recent years because it just seems like common
Despite this desire for integration most of the schools
today still have isolated math and science courses.
Benefits of integrating science with
Presenting new concepts in a context that is
meaningful to children improves their learning.
It provides children with experiences that are more
It is more time efficient because teaching them
separately takes too much time for the teachers and
the students.
Solving scientific problems using mathematical
patterns makes it a lot of easier for students to
understand the problems.
Disadvantages of integrating science
with math
There is no general structure and inherited
scope and sequence and it is very difficult to
make a curriculum that equally incorporates
both of the subjects
Science and math content might be
sacrificed when always trying to find the

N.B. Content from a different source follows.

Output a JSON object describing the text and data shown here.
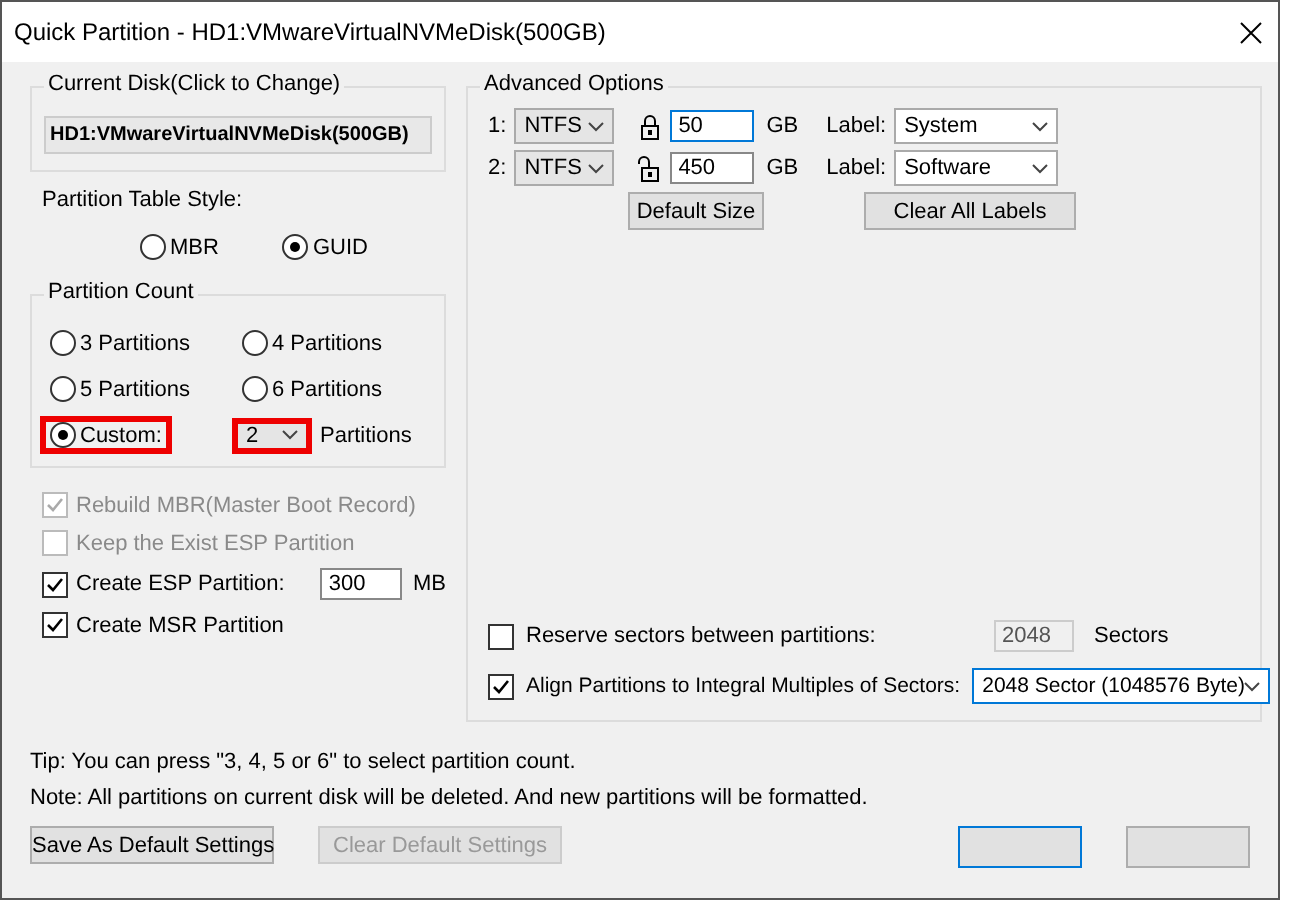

situation where they are both present (for
example when learning about the rain forest
there might not be enough math involved.)
Integrating science with math would not
really show any improvement in the current
standardized testing scores.
Trying to force integration sometimes might
not have any positive effect (for example, a
poem about photosynthesis might not help
students understand either photosynthesis
as a process or poetry as a genre.)
Organizations that support integration
of math and science:
Activities Integrating Mathematics and
Science (AIMS)
Teaching Integrated Mathematics and
Science (TIMS)
Teacher Opportunities to Promote Science
Great Exploration of Math and Science
Ways to Incorporate Math into a
Science Curriculum
Lynn Steen, at the conference of on the
integration of science and math held in 1991 in
Wisconsin, showed five possible ways to
Integrate science and math:
 Using mathematical methods through science
instruction and coordinating curriculum of the
 Using scientific methods trough the mathematic
instruction and organizing their curriculum.
Teaching math completely as a part of science
in order to better motivate and emphasize the
study of math while at the same time increasing
the quantitative part of science instruction.
Teaching science completely as part of
Using the mathematics methods throughout the
science and scientific method throughout the
mathematics, organize both subjects
adequately to make this possible.
Integrating Science in
What is Humanities?
“Humanities are those academic disciplines
which study the human condition using
methods that are largely analytic, critical, or
The humanities include the classics,
languages, literature, music, philosophy,
history, religion, and the visual and
performing arts. Additional subjects
sometimes included in the humanities are
anthropology, area studies, communications
and cultural studies.”
Quotes on Science & Humanities
“Scientific and humanist approaches are not
competitive but supportive, and both are
ultimately necessary.” ~Robert C. Wood
“The social problems raised by science must
be faced and solved by the humanities.
“~Harold Dodd
“Science is an integral part of culture. It's not
this foreign thing, done by an arcane
priesthood. It's one of the glories of human
intellectual tradition.” ~Stephen Jay Gould
Integrating Science in
Liberal Arts
What are Liberal Arts?
“The term liberal arts came to mean studies
that are intended to provide general
knowledge and intellectual skills, rather than
more specialized occupational, scientific, or
artistic skills.”
The scope of the liberal arts has changed
with society.
It once emphasised the education of elites in
the classics; but, with the rise of other
humanities during the Age of Enlightenment,
the scope and meaning of "liberal arts"
expanded to include them.
In the United States, liberal arts colleges are
still a particular kind of higher education
institution that are typified by their rejection of
more direct vocational education during
undergraduate studies.
Students at these schools typically have to
take a set of general education requirements
including natural science, social science,
political science, history, writing/literature,
math, and art/music
Ways to Incorporate Humanities and
Liberal Arts into a Science Curriculum
-Have students keep a journal, in which they
write daily or weekly about what they have
done in science
-Have students draw the process or the
result when completing a science experiment
-Incorporate writing into science activities:
ask students to analyze, criticize, and